In WA the unemployment rate increased 0.5 percentage points to sit at 3.8 following a 0.6 percentage point increase in the number of employed people in WA.

The participation rate in WA also increased 0.5 percentage points to sit at 69.3%, the highest level across all of the States.

UDIA WA congratulates Darren Walsh

UDIA WA would like pass our congratulations onto former UDIA WA Treasurer Darren Walsh on his appointment to the independent Environmental Protection Authority (EPA) for a five-year term.

Mr Walsh will join Chair Prof. Matthew Tonts, Deputy Chair Lee McIntosh, as well as members Prof. Fiona Haslam McKenzie and Hamish Beck in rounding out the EPA’s board.

EPA members are appointed by the Governor of Western Australia on the recommendation of the Minister for Environment.

Mr Walsh has significant environmental and planning experience, and was the Independent Appeals Convenor to the Minister for Environment between 2003 and 2006.

Mr Walsh will replace outgoing member Dr Jenny Pope on the EPA’s board.

Last chance to advertise in The Urbanist

The upcoming edition of UDIA WA’s The Urbanist magazine will focus on ‘New Trends’ and explore the new innovations, technologies and ideas set to shape the future of the development industry and in turn community creation.

There are limited final advertising opportunities available in this edition and if you book before November 17, you can take advantage of our special book 2 full pages and receive a third page free offer.

For more information and to book, please email Chris Thurmott on or click here to view all of our current advertising opportunities and packages.

New bridge on the way for Fremantle

An enhanced design for a new bridge to replace the ageing Fremantle Traffic Bridge has today been submitted for Development Approval.

The new bridge will be Australia’s only extradosed bridge, a design that incorporates both cantilevers and cable support.
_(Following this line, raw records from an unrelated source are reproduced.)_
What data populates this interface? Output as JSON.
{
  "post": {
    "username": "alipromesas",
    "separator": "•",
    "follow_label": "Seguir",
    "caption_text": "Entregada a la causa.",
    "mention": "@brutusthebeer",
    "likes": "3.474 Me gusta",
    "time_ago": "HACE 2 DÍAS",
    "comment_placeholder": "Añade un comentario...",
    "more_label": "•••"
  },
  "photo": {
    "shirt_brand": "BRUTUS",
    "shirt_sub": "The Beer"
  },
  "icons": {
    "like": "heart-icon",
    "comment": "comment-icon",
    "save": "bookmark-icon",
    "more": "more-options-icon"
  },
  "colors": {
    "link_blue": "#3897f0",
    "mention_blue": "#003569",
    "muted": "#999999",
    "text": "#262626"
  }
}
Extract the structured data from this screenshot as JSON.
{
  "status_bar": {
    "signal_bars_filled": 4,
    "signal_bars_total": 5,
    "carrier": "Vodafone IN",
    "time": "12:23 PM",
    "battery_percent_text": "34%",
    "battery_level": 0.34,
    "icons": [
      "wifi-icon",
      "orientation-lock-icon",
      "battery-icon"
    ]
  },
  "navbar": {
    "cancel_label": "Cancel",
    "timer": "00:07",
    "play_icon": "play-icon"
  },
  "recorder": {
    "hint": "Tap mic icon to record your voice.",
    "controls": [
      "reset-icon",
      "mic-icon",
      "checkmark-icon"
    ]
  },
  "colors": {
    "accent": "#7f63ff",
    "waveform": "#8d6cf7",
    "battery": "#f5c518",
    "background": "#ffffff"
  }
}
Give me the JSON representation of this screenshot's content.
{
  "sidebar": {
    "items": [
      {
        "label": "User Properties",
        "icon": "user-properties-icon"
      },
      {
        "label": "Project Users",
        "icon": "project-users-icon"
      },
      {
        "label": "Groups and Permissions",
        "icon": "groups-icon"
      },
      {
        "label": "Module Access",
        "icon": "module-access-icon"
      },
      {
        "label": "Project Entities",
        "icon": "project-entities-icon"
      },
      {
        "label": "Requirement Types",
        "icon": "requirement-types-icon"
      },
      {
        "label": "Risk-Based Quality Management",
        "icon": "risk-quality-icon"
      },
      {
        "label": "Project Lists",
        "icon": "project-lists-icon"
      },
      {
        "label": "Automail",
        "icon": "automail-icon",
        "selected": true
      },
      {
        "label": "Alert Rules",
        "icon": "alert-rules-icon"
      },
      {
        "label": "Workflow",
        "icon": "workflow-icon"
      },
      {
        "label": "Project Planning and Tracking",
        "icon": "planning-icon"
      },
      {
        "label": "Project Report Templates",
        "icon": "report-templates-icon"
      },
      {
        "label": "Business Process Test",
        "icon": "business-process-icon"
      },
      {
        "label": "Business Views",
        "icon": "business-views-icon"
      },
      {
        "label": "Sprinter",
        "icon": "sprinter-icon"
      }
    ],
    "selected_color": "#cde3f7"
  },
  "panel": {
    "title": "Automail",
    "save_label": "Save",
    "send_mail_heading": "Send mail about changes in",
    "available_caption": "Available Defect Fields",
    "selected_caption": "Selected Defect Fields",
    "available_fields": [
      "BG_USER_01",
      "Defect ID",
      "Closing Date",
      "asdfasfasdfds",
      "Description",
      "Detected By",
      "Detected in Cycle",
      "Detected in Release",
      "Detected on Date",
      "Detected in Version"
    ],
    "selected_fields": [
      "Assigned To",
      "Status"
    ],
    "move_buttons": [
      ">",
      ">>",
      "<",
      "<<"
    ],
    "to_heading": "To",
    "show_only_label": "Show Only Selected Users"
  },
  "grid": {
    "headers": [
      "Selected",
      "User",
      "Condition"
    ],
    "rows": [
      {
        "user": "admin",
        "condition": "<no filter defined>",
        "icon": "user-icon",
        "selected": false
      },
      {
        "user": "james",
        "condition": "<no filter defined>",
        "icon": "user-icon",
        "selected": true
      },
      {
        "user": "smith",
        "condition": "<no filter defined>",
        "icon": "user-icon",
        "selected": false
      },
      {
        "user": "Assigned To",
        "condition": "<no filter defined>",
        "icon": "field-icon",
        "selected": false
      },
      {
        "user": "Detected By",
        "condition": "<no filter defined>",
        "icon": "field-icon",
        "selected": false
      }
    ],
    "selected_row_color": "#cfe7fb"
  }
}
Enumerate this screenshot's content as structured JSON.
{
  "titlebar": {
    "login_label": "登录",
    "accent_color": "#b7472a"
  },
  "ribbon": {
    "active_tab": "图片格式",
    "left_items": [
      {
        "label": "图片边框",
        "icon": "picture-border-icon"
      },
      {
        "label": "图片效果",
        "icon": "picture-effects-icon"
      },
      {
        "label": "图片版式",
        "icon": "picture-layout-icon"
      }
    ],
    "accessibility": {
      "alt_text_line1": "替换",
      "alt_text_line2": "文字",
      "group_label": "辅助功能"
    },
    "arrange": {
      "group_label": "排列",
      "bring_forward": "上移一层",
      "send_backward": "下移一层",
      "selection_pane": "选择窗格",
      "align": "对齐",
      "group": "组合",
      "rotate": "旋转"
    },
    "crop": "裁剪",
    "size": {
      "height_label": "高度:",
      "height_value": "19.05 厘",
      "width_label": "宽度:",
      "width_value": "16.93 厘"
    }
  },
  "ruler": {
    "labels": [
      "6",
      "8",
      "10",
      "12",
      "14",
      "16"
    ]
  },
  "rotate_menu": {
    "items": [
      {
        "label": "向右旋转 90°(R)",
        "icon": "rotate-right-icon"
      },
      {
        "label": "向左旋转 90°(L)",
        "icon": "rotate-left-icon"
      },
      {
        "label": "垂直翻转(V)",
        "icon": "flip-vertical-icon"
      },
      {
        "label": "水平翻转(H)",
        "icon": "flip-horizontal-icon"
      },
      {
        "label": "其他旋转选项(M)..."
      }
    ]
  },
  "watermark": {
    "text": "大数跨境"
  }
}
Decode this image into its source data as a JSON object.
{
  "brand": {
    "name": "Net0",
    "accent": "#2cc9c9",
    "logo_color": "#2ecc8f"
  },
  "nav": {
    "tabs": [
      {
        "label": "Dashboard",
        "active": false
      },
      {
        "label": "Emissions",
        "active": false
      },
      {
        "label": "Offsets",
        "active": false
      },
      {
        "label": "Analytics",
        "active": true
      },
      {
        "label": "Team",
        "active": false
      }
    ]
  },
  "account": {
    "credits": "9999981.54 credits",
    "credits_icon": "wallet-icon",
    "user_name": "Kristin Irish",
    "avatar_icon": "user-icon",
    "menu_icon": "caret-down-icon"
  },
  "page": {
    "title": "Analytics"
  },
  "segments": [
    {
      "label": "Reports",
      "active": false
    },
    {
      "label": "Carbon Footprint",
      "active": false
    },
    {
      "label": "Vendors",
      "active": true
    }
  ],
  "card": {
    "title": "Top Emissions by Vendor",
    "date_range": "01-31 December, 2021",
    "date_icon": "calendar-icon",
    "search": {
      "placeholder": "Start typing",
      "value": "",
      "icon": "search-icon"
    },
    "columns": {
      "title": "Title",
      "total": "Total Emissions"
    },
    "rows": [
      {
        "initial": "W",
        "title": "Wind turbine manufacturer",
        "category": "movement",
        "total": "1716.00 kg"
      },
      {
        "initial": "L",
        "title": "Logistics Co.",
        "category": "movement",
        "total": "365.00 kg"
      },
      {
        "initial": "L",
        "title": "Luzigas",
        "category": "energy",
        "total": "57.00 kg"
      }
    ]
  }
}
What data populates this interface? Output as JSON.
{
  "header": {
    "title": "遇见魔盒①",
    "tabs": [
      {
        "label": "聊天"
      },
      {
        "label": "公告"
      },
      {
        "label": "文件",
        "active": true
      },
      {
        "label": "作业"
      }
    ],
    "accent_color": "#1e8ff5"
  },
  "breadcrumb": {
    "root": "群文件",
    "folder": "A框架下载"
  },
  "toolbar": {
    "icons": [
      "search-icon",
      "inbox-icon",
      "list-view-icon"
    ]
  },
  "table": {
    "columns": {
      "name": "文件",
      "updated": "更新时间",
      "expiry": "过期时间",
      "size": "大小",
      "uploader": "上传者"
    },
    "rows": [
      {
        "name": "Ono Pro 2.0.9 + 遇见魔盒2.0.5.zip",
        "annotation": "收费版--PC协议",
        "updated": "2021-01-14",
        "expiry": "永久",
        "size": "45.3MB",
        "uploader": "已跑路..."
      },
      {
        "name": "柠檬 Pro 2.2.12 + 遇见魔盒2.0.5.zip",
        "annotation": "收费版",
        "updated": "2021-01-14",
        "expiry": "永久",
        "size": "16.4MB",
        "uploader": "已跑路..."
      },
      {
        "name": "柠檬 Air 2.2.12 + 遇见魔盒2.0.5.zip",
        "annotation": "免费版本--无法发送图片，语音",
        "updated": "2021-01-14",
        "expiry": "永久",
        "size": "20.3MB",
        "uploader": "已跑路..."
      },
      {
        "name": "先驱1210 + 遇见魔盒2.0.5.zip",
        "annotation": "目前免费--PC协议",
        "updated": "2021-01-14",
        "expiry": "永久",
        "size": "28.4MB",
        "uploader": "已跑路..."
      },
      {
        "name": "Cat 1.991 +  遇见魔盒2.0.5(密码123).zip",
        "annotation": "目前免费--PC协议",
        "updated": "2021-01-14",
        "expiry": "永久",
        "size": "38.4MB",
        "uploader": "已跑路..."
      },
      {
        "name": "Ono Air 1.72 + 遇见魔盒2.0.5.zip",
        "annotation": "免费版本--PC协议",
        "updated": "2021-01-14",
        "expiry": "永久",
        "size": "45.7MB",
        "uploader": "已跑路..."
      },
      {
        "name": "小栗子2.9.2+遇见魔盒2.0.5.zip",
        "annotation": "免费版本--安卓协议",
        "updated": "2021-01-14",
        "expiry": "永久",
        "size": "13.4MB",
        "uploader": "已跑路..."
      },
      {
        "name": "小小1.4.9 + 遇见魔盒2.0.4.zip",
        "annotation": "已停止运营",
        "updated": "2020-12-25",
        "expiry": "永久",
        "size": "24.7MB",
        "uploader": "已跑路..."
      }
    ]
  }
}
A final conceptual design was released last year, but following community feedback, the decision was made to reassess the design, road layout and alignment.

The new design delivers on community aspirations for the bridge to be an iconic entry statement to Fremantle, and no longer proposes any changes to the existing road layout, which were opposed by the local community.

The decision to retain the existing road layout means the iconic Containbow art installation can remain in its current location.

The new bridge will be built on the alignment of the existing timber bridge, with the construction methodology being used minimising the amount of time the bridge will need to be closed.

Considerations on heritage interpretations that incorporate materials from the existing bridge are currently underway.

Subject to Development Approval, the earliest construction could start would be in the second half of 2024.

The new concept has now been submitted for Development Approval, and the community is invited to have their say via the Department of Planning, Lands and Heritage consultation hub.